• [AIM OF THE TASK]
Repeat the records below word for word and omit each image.

--- PROVIDED DATA Enclosed Below ---

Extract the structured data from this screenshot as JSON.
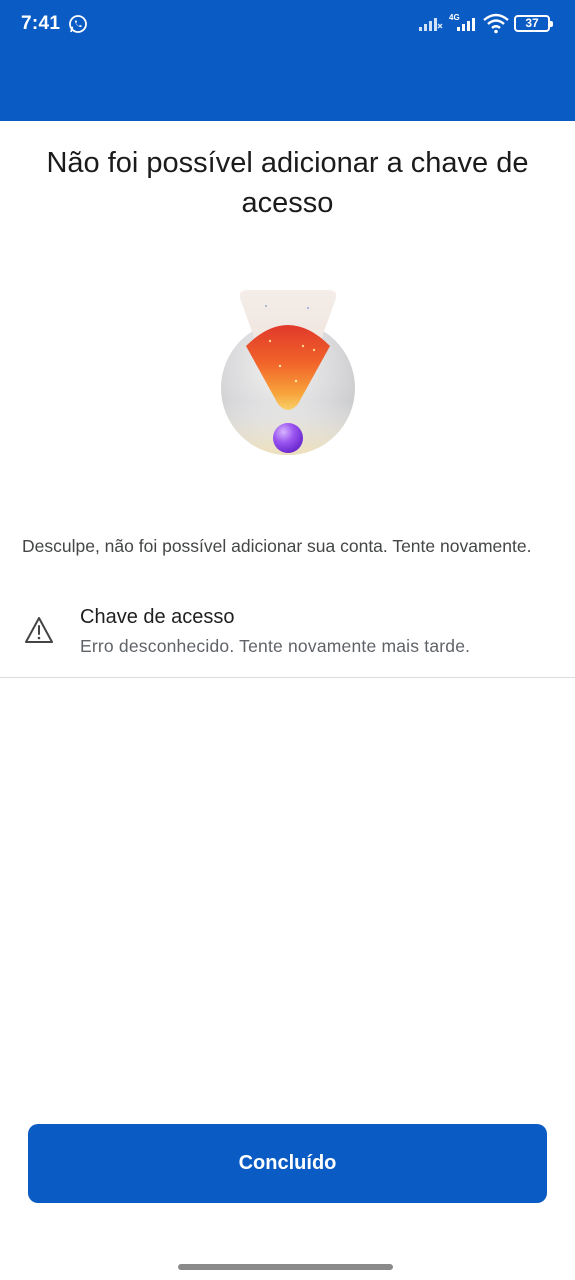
{
  "status_bar": {
    "time": "7:41",
    "network": "4G",
    "battery": "37"
  },
  "page": {
    "title": "Não foi possível adicionar a chave de acesso",
    "description": "Desculpe, não foi possível adicionar sua conta. Tente novamente.",
    "item": {
      "icon": "warning-icon",
      "title": "Chave de acesso",
      "subtitle": "Erro desconhecido. Tente novamente mais tarde."
    },
    "done_button": "Concluído"
  },
  "colors": {
    "accent": "#0a5bc4",
    "background": "#ffffff"
  }
}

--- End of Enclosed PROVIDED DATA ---

• [WORKED SOLUTION]
Extract the structured data from this screenshot as JSON.
{
  "status_bar": {
    "time": "7:41",
    "network": "4G",
    "battery": "37"
  },
  "page": {
    "title": "Não foi possível adicionar a chave de acesso",
    "description": "Desculpe, não foi possível adicionar sua conta. Tente novamente.",
    "item": {
      "icon": "warning-icon",
      "title": "Chave de acesso",
      "subtitle": "Erro desconhecido. Tente novamente mais tarde."
    },
    "done_button": "Concluído"
  },
  "colors": {
    "accent": "#0a5bc4",
    "background": "#ffffff"
  }
}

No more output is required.